With a speculative application, think about what you would expect them to be looking for given
the nature of the opportunity that you are seeking. It's important to draw attention to the most
relevant experience and skills you have, and describe a recent example from your CV.
Don't repeat sentences from your CV though. Instead use the letter to expand on information.
Having researched a number of organisations, I am particularly attracted to ALS Computing
because of the training and support on offer to staff. The quality of this support is clearly
recognised via professional organisations, as I see from your website that it is accredited by
both the British Computer Society and the Project Management Institute.
I understand that you are currently involved in a wide range of projects, so the advertised
role would allow me to continue to develop my skills in systems design and other aspects of
IT. I am also aware that you have just won a major prestigious contract to develop a new
client support system for charitable trusts in Leeds and as I thoroughly enjoy volunteering at
the Broomhall Community, am keen to gain further experience of working within this sector.
State why you’d like the job / study / research opportunity and why this organisation
/ institution
This section of the letter sets out 'Why this job / study / research opportunity' and 'Why this
organisation / institution'. These can be covered in two separate paragraphs but can work just
as well with one, provided it’s not too long.
Describe what motivates you and attracts you to this opportunity – show that you have a
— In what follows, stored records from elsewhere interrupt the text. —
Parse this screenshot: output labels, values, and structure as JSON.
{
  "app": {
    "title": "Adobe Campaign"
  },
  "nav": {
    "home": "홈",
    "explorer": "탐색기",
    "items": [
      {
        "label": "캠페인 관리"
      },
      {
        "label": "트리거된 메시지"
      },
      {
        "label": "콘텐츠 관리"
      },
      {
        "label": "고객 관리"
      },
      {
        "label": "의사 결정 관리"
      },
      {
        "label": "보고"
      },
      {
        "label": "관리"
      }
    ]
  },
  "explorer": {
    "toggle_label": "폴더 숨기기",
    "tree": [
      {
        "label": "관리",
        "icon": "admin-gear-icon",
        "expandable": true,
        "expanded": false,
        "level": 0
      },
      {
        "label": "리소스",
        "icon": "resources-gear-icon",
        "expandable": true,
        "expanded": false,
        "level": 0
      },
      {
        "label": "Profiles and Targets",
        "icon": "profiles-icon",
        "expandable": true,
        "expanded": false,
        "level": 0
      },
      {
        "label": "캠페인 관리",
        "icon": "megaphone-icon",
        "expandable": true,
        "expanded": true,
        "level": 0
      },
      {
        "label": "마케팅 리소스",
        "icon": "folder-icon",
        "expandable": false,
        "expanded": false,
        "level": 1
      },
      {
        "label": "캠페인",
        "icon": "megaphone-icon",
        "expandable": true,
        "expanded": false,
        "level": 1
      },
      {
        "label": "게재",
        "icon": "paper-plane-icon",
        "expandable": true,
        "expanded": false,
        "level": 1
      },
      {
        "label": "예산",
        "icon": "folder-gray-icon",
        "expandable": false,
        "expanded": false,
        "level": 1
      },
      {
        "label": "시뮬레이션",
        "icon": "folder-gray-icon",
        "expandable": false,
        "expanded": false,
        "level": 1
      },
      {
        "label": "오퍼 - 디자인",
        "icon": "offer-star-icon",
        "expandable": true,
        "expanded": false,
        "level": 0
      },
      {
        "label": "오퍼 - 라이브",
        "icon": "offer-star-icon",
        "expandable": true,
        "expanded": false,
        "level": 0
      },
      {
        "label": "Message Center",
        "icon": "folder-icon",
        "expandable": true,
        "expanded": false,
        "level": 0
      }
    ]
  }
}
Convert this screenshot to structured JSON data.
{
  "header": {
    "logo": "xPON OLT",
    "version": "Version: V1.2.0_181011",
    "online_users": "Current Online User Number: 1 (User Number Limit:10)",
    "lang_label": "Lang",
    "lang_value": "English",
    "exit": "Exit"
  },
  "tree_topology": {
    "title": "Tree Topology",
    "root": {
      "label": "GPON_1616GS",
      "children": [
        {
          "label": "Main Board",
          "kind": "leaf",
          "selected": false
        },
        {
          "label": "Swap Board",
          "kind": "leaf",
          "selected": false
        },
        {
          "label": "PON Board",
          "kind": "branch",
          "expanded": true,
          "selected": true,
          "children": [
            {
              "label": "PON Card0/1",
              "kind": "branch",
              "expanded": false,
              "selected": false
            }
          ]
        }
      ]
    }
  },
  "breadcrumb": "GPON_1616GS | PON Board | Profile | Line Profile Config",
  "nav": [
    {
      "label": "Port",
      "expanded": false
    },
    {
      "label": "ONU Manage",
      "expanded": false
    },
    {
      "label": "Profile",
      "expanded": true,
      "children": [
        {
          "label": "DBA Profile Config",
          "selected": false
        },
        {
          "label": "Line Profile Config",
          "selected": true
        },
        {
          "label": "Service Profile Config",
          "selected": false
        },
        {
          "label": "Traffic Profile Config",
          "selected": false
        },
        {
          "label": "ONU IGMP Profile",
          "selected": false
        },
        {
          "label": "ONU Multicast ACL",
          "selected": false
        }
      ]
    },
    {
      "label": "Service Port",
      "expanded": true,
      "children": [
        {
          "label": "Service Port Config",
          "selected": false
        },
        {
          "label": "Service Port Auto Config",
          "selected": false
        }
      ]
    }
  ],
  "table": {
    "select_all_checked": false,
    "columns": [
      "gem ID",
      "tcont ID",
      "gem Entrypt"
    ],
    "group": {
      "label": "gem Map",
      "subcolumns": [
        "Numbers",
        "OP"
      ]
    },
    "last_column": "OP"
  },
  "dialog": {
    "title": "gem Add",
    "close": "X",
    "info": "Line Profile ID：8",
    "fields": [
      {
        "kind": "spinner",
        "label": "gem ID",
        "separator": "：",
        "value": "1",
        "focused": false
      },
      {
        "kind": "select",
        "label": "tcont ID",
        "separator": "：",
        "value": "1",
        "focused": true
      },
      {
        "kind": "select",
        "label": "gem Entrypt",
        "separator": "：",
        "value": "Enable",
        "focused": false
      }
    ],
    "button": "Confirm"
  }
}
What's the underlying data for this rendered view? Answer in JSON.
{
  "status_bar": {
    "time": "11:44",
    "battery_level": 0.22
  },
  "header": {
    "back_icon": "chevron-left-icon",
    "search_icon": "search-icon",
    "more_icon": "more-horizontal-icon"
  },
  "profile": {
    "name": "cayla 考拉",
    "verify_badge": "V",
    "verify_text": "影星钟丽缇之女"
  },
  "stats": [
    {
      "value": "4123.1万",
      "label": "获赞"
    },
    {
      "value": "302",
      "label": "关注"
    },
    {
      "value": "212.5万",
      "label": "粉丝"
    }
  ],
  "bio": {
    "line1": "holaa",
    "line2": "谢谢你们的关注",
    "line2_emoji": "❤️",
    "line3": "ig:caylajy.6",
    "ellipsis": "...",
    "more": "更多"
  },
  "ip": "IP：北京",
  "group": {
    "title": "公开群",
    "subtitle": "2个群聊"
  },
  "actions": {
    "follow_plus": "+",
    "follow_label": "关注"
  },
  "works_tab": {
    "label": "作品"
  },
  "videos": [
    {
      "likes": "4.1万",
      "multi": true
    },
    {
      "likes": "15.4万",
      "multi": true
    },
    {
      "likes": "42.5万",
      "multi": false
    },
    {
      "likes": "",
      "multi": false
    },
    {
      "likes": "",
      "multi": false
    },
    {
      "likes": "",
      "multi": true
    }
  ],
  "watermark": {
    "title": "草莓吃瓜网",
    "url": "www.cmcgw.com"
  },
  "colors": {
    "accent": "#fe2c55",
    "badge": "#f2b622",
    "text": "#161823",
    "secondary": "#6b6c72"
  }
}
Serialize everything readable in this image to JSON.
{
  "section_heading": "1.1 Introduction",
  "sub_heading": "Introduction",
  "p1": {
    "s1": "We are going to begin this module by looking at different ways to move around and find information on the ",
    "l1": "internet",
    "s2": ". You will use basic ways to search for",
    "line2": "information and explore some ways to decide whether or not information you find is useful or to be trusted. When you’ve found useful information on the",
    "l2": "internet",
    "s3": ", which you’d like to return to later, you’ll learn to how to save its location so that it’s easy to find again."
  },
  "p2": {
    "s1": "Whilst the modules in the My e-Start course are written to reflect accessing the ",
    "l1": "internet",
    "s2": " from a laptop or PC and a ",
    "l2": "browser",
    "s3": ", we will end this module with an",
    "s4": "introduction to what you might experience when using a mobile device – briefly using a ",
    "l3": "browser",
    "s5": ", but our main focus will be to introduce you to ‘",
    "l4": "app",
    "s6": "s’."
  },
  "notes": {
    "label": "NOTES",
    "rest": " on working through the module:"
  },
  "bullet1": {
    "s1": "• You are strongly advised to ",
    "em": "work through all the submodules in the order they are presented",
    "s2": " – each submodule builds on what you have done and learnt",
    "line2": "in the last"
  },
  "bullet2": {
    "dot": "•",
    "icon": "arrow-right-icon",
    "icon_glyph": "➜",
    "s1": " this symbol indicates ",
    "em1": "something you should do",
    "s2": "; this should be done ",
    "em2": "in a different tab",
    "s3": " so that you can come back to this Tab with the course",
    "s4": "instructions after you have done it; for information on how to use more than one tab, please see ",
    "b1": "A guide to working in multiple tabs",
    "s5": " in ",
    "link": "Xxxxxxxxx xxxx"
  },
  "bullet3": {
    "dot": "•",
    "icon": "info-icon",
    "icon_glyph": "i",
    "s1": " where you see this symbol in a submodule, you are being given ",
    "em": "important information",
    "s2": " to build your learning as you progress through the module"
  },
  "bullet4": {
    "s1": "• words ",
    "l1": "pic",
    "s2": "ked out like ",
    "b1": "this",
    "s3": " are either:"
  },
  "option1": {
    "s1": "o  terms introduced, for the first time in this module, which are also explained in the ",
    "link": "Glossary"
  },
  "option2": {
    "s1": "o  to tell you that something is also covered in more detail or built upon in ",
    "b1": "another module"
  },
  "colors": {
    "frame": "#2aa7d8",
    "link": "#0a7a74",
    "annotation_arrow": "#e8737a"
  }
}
realistic understanding of the role and can draw parallels with positive experiences you have
already had, whether in a similar role or in a completely different setting. Try to show how your
previous experience makes this opportunity the logical next step for you.
Say why this organisation appeals to you. Use the research you have done into them (eg, their
website, social media, contact with one of their representatives or employees, etc) and explain
what appeals to you about the organisation.
Try and find something that is unique to them – if you can replace the name of one organisation
with another and what you have written is still relevant, you haven't been specific enough about
Don't waffle or make it up. You need to focus on real reasons, as you might be asked more
about these at an interview later.
I hope you find that my educational background, previous work experience and skills meet
your requirements for this position. If successful, I would be happy to relocate to Leeds,
which is such an exciting, vibrant city and where I have a number of friends.
I would welcome the opportunity to discuss my application with you in more detail, and
look forward to hearing from you soon.
End with a positive conclusion
Summarise your suitability for the job and the organisation. If the work is located in another city,
write a short sentence to reassure the recruiter that you have taken this into account and would
be happy to make the move.
Your final words obviously depend on the context within which you send your letter but, most
likely, it will be appropriate for you to express your expectation of a reply, eg, "....I look forward
to hearing from you in due course." If appropriate, indicate when you are/are not available for
Yours sincerely
Joanna Marcher
If you start with a named person such as Dear Mr Walker, then end your letter with Yours
sincerely. If you started with Dear Sir/Madam, then end your letter with Yours faithfully.
You do not need to include a signature if you submit your letter via email or to a jobs site.